* What the task requires:
Should an entry contain an image, omit it and repeat the rest exactly.
*** Extracted information
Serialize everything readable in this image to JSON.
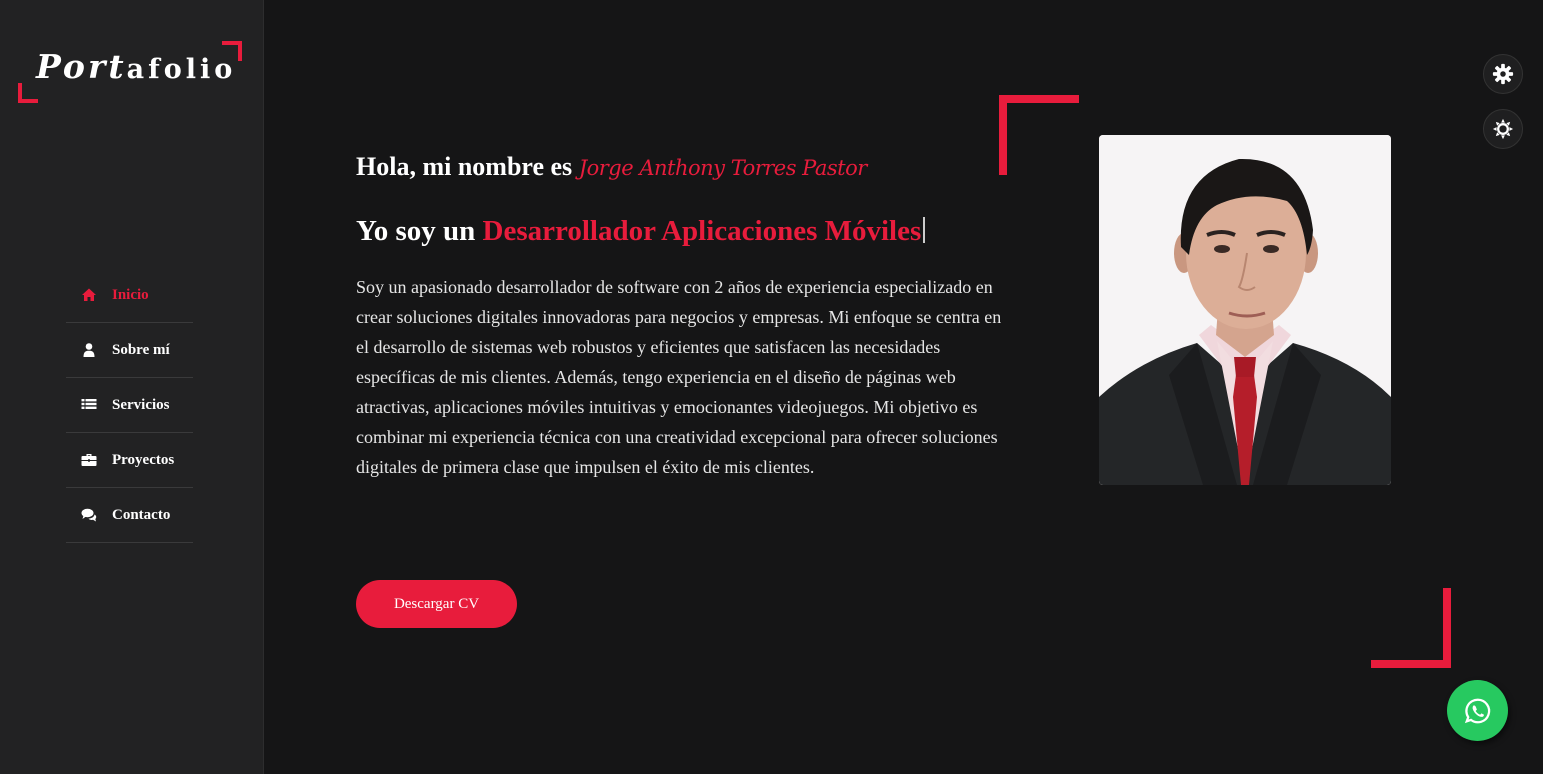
{
  "brand": {
    "logo_script": "Port",
    "logo_rest": "afolio"
  },
  "colors": {
    "accent": "#e81c3c",
    "background": "#151516",
    "sidebar": "#222223",
    "whatsapp": "#27c960"
  },
  "nav": {
    "items": [
      {
        "label": "Inicio",
        "icon": "home-icon",
        "active": true
      },
      {
        "label": "Sobre mí",
        "icon": "user-icon",
        "active": false
      },
      {
        "label": "Servicios",
        "icon": "list-icon",
        "active": false
      },
      {
        "label": "Proyectos",
        "icon": "briefcase-icon",
        "active": false
      },
      {
        "label": "Contacto",
        "icon": "chat-icon",
        "active": false
      }
    ]
  },
  "hero": {
    "greeting_prefix": "Hola, mi nombre es",
    "name": "Jorge Anthony Torres Pastor",
    "role_prefix": "Yo soy un",
    "role": "Desarrollador Aplicaciones Móviles",
    "bio": "Soy un apasionado desarrollador de software con 2 años de experiencia especializado en crear soluciones digitales innovadoras para negocios y empresas. Mi enfoque se centra en el desarrollo de sistemas web robustos y eficientes que satisfacen las necesidades específicas de mis clientes. Además, tengo experiencia en el diseño de páginas web atractivas, aplicaciones móviles intuitivas y emocionantes videojuegos. Mi objetivo es combinar mi experiencia técnica con una creatividad excepcional para ofrecer soluciones digitales de primera clase que impulsen el éxito de mis clientes.",
    "cv_button": "Descargar CV"
  },
  "controls": {
    "settings_icon": "gear-icon",
    "theme_icon": "sun-icon",
    "whatsapp_icon": "whatsapp-icon"
  }
}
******
* Result for this task:
Serialize everything readable in this image to JSON.
{
  "brand": {
    "logo_script": "Port",
    "logo_rest": "afolio"
  },
  "colors": {
    "accent": "#e81c3c",
    "background": "#151516",
    "sidebar": "#222223",
    "whatsapp": "#27c960"
  },
  "nav": {
    "items": [
      {
        "label": "Inicio",
        "icon": "home-icon",
        "active": true
      },
      {
        "label": "Sobre mí",
        "icon": "user-icon",
        "active": false
      },
      {
        "label": "Servicios",
        "icon": "list-icon",
        "active": false
      },
      {
        "label": "Proyectos",
        "icon": "briefcase-icon",
        "active": false
      },
      {
        "label": "Contacto",
        "icon": "chat-icon",
        "active": false
      }
    ]
  },
  "hero": {
    "greeting_prefix": "Hola, mi nombre es",
    "name": "Jorge Anthony Torres Pastor",
    "role_prefix": "Yo soy un",
    "role": "Desarrollador Aplicaciones Móviles",
    "bio": "Soy un apasionado desarrollador de software con 2 años de experiencia especializado en crear soluciones digitales innovadoras para negocios y empresas. Mi enfoque se centra en el desarrollo de sistemas web robustos y eficientes que satisfacen las necesidades específicas de mis clientes. Además, tengo experiencia en el diseño de páginas web atractivas, aplicaciones móviles intuitivas y emocionantes videojuegos. Mi objetivo es combinar mi experiencia técnica con una creatividad excepcional para ofrecer soluciones digitales de primera clase que impulsen el éxito de mis clientes.",
    "cv_button": "Descargar CV"
  },
  "controls": {
    "settings_icon": "gear-icon",
    "theme_icon": "sun-icon",
    "whatsapp_icon": "whatsapp-icon"
  }
}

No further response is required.